• [RECORDS FOR THIS EXERCISE]:

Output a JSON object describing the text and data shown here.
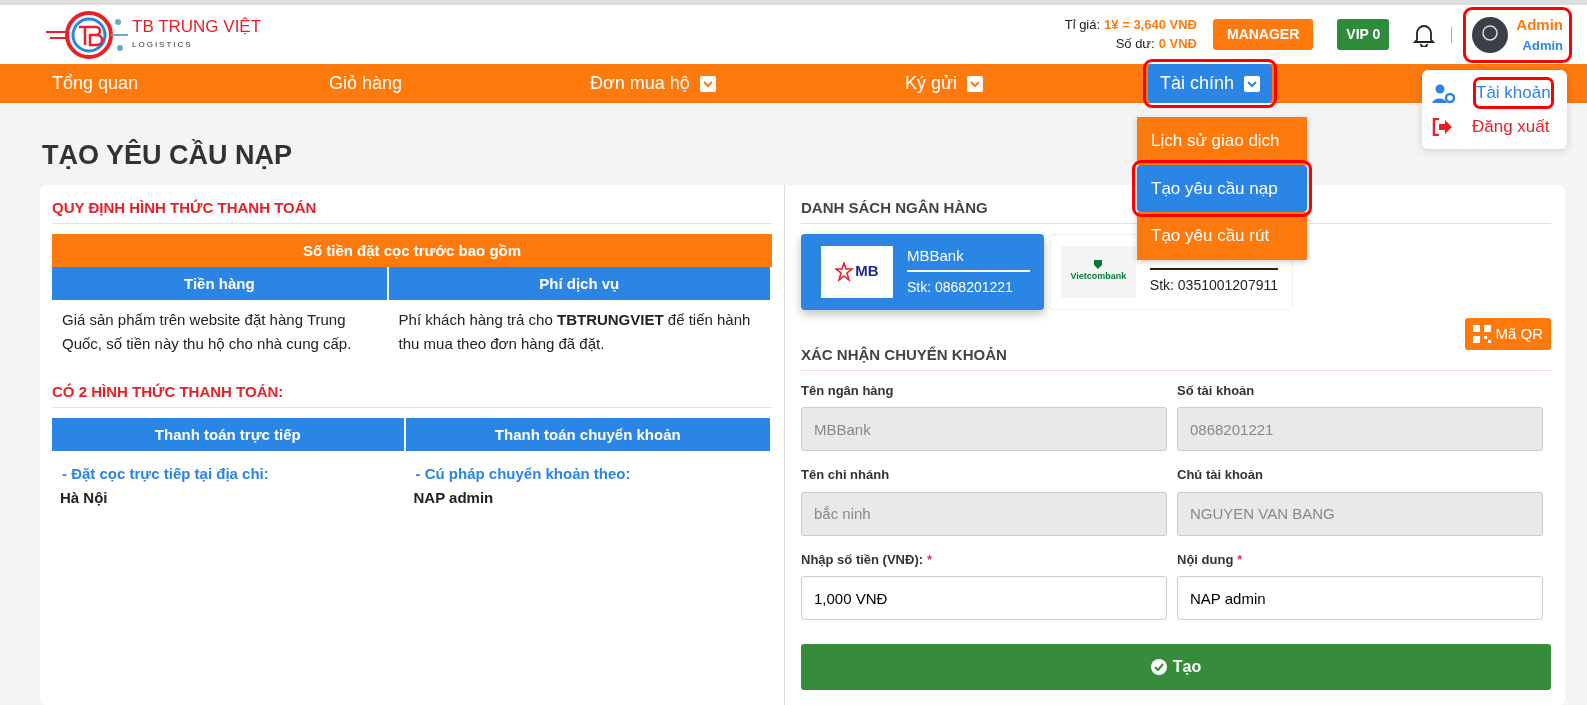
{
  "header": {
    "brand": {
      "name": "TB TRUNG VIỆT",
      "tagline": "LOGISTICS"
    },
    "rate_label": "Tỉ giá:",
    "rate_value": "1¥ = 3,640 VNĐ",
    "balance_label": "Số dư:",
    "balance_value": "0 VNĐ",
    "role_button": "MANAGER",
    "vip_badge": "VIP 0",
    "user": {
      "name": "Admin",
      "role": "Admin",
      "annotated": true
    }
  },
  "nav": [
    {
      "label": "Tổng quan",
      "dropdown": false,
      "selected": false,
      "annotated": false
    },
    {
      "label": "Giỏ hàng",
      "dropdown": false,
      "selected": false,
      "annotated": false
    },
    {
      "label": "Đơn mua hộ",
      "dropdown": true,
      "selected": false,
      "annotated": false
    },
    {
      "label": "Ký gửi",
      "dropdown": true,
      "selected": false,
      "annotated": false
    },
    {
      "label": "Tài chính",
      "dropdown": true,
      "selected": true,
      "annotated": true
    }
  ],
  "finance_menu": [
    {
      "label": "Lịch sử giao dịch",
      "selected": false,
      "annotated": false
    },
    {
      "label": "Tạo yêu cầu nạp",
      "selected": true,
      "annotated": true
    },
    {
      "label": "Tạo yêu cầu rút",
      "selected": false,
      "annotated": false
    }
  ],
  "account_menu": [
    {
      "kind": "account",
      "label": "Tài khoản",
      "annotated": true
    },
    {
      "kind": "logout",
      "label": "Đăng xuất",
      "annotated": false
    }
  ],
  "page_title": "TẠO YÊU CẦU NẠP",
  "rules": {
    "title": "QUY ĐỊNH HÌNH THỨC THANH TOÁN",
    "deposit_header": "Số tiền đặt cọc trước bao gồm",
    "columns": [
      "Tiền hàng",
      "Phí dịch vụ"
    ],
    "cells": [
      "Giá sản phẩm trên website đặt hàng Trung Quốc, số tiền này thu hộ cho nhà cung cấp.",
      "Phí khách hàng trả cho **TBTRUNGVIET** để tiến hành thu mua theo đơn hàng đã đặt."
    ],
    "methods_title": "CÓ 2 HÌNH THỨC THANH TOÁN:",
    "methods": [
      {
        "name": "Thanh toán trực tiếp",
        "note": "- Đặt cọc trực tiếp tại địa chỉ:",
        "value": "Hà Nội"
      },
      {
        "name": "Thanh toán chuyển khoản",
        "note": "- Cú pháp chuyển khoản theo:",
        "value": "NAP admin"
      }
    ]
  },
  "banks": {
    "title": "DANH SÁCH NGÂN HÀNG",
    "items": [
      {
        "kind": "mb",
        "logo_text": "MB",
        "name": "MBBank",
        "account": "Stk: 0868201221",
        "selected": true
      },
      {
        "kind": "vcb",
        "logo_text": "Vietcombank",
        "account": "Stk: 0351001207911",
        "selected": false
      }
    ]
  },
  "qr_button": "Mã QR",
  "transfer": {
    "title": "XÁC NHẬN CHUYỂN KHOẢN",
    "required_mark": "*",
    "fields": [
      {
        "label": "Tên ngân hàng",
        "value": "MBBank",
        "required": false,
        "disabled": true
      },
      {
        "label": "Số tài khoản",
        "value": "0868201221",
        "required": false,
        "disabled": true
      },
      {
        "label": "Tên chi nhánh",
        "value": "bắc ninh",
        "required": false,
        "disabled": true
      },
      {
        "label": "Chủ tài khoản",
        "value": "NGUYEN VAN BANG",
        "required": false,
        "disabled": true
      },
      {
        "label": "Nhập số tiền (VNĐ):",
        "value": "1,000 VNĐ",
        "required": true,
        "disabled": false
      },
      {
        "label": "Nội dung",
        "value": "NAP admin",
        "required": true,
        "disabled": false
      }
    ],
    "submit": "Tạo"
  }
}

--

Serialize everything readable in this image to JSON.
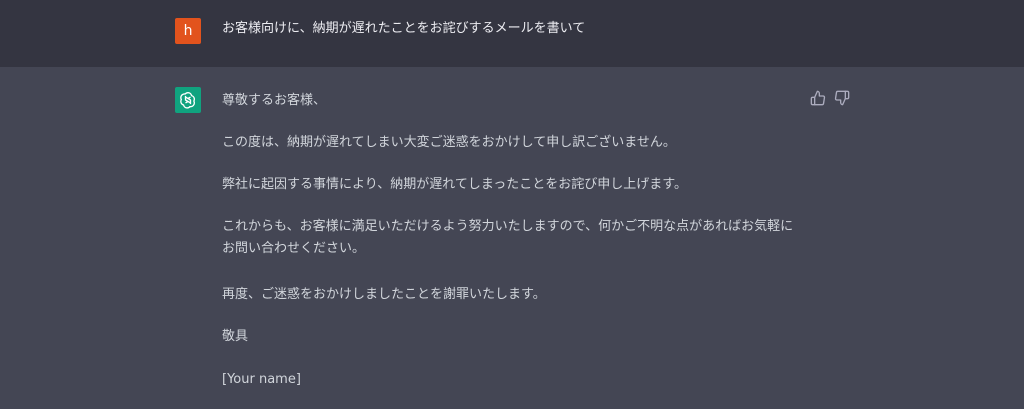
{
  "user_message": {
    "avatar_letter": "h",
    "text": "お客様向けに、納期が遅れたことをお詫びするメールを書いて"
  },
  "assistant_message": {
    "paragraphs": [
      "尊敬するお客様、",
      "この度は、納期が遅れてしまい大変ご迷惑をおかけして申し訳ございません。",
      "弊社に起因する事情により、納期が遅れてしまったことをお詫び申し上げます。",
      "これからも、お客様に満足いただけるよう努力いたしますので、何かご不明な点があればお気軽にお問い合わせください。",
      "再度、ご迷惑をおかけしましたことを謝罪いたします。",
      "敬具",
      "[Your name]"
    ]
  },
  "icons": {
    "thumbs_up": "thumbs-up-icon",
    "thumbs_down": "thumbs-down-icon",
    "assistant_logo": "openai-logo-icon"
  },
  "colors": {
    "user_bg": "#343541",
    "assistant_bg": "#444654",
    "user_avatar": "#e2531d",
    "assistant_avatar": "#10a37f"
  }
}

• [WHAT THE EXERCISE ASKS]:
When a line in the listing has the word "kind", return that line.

• [RESPONSE BELOW]:
      "kind": "account",
      "kind": "logout",
        "kind": "mb",
        "kind": "vcb",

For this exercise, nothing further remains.